Your goal: List each line of the data in which the string "wiązaniami" appears.
◆ ◆ ◆ ◆ ◆ ◆ ◆
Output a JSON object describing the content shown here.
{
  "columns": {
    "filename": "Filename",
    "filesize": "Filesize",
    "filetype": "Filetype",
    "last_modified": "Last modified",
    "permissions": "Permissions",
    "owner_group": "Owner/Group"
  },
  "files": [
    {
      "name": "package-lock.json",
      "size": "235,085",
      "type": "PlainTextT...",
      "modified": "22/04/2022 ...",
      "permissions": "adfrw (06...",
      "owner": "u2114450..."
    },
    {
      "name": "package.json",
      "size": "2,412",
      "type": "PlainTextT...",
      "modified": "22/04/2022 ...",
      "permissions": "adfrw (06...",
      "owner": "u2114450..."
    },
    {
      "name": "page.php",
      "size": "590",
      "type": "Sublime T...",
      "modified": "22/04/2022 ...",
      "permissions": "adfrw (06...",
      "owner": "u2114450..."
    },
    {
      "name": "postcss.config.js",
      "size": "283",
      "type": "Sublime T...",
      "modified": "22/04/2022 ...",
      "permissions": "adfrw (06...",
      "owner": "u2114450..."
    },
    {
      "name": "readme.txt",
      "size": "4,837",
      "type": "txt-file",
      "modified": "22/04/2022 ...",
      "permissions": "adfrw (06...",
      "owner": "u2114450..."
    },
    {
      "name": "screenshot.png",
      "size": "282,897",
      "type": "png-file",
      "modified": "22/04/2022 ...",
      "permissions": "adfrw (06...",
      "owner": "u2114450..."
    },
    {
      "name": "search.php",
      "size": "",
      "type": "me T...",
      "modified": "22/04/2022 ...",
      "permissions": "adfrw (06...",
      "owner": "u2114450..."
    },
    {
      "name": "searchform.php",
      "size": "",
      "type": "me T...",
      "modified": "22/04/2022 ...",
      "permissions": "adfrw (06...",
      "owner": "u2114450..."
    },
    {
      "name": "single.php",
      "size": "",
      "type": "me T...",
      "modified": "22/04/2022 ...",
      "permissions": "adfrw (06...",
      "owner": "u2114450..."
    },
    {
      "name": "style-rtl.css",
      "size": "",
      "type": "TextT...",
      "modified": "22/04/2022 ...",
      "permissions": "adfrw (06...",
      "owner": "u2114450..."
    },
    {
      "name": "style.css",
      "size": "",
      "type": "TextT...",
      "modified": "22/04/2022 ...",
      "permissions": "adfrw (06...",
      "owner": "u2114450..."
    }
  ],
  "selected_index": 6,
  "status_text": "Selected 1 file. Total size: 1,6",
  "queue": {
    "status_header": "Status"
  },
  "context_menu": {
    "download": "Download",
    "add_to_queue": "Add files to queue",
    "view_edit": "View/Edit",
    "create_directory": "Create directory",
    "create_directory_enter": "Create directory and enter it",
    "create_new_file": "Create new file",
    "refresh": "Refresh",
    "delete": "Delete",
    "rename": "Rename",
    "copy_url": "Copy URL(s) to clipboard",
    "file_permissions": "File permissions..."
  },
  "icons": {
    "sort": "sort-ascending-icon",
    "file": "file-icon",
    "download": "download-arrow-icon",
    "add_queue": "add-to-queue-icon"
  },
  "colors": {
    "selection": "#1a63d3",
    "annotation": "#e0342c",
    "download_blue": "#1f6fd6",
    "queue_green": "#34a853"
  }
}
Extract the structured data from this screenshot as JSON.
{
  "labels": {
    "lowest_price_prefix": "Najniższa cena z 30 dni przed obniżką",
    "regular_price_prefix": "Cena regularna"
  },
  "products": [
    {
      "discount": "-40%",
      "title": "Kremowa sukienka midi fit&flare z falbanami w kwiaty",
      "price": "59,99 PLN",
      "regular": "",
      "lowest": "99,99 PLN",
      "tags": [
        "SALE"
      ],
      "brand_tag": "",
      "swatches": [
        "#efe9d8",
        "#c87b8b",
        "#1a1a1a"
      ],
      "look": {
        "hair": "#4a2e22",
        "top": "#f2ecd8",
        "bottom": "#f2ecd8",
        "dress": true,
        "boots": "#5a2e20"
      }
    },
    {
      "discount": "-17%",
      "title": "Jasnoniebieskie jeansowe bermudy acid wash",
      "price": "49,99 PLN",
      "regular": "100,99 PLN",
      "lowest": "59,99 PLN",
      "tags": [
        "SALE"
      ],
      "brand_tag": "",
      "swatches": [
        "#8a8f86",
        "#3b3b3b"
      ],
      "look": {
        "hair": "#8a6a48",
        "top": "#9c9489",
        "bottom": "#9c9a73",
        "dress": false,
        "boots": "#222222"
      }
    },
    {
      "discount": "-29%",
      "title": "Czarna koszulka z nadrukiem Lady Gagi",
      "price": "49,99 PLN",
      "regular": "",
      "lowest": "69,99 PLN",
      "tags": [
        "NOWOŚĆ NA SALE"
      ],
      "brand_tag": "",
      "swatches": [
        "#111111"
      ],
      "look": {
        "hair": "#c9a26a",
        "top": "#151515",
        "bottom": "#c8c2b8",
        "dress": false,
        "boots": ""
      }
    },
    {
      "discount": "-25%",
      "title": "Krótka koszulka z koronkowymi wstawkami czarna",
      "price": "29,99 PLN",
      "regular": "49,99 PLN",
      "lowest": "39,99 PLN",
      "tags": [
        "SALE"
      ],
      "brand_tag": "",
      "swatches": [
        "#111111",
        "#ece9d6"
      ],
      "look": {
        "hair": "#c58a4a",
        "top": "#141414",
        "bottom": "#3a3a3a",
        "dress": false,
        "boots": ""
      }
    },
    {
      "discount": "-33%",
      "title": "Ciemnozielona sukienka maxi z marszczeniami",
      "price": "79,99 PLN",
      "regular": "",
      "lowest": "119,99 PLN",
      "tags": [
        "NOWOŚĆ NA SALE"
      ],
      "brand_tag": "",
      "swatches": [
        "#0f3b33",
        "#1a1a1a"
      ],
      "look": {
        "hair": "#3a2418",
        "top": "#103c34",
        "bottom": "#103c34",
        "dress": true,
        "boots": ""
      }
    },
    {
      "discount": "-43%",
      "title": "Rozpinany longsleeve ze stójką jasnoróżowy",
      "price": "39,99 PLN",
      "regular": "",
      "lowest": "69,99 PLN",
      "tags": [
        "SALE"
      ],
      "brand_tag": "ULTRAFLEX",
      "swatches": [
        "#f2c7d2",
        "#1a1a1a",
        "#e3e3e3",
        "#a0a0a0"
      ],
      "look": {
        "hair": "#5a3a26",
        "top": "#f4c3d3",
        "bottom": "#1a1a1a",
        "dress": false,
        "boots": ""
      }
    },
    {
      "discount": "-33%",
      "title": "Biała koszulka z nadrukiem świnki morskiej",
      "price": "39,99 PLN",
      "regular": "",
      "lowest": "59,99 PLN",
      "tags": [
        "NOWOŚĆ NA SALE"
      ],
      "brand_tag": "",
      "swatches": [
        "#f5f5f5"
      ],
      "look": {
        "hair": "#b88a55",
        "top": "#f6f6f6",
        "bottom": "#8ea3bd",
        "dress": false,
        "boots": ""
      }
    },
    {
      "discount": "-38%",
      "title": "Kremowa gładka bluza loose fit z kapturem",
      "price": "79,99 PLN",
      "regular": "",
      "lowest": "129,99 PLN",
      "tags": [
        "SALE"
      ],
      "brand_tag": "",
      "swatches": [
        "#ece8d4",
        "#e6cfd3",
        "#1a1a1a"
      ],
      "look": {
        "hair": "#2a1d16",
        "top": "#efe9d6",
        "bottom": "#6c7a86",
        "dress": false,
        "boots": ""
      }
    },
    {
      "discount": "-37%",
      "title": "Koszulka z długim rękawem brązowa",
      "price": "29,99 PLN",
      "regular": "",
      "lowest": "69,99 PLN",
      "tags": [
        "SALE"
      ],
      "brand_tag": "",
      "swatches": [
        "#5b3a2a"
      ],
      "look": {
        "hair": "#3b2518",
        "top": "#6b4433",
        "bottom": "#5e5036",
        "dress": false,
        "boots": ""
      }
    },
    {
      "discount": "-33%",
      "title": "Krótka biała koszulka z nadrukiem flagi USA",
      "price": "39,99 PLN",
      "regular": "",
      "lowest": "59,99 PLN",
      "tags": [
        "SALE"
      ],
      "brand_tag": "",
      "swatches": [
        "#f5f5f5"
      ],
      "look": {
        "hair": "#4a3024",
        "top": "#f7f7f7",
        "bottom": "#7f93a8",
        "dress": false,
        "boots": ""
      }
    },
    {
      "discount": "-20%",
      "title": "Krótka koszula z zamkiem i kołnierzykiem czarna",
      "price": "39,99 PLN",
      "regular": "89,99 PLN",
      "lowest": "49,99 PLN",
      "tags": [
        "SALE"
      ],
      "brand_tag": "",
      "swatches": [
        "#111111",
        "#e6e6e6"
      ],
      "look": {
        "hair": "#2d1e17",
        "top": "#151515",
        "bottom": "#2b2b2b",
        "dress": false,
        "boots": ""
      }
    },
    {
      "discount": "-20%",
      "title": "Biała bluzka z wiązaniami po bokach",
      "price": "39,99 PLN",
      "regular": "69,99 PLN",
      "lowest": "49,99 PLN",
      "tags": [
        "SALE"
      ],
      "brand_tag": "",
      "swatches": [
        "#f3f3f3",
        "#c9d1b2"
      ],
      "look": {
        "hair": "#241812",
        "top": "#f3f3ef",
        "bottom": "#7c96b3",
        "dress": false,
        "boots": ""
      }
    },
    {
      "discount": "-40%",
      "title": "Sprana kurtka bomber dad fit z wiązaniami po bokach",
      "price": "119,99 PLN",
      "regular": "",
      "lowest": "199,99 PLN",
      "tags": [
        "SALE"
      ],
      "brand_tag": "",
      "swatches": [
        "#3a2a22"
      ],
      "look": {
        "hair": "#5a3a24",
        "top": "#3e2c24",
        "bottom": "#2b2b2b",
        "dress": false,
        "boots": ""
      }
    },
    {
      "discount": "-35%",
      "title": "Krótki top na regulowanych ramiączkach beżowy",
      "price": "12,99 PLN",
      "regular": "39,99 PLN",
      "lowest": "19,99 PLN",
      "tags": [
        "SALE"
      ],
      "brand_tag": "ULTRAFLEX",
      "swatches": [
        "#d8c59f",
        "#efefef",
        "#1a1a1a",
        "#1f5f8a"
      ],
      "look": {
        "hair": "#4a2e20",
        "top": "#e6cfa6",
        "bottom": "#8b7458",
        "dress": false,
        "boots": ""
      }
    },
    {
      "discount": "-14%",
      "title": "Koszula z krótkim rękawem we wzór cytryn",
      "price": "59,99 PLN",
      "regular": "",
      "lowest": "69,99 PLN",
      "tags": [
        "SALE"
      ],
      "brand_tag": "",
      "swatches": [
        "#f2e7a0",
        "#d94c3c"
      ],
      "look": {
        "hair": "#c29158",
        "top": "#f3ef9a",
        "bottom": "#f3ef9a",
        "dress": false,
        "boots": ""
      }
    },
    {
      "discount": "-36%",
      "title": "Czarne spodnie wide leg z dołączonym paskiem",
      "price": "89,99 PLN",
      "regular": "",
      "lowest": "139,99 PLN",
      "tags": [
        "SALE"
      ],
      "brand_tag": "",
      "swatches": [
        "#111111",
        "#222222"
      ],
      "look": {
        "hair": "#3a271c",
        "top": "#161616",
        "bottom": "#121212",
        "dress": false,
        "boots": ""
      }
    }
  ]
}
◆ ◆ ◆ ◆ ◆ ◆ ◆
Written solution:
      "title": "Biała bluzka z wiązaniami po bokach",
      "title": "Sprana kurtka bomber dad fit z wiązaniami po bokach",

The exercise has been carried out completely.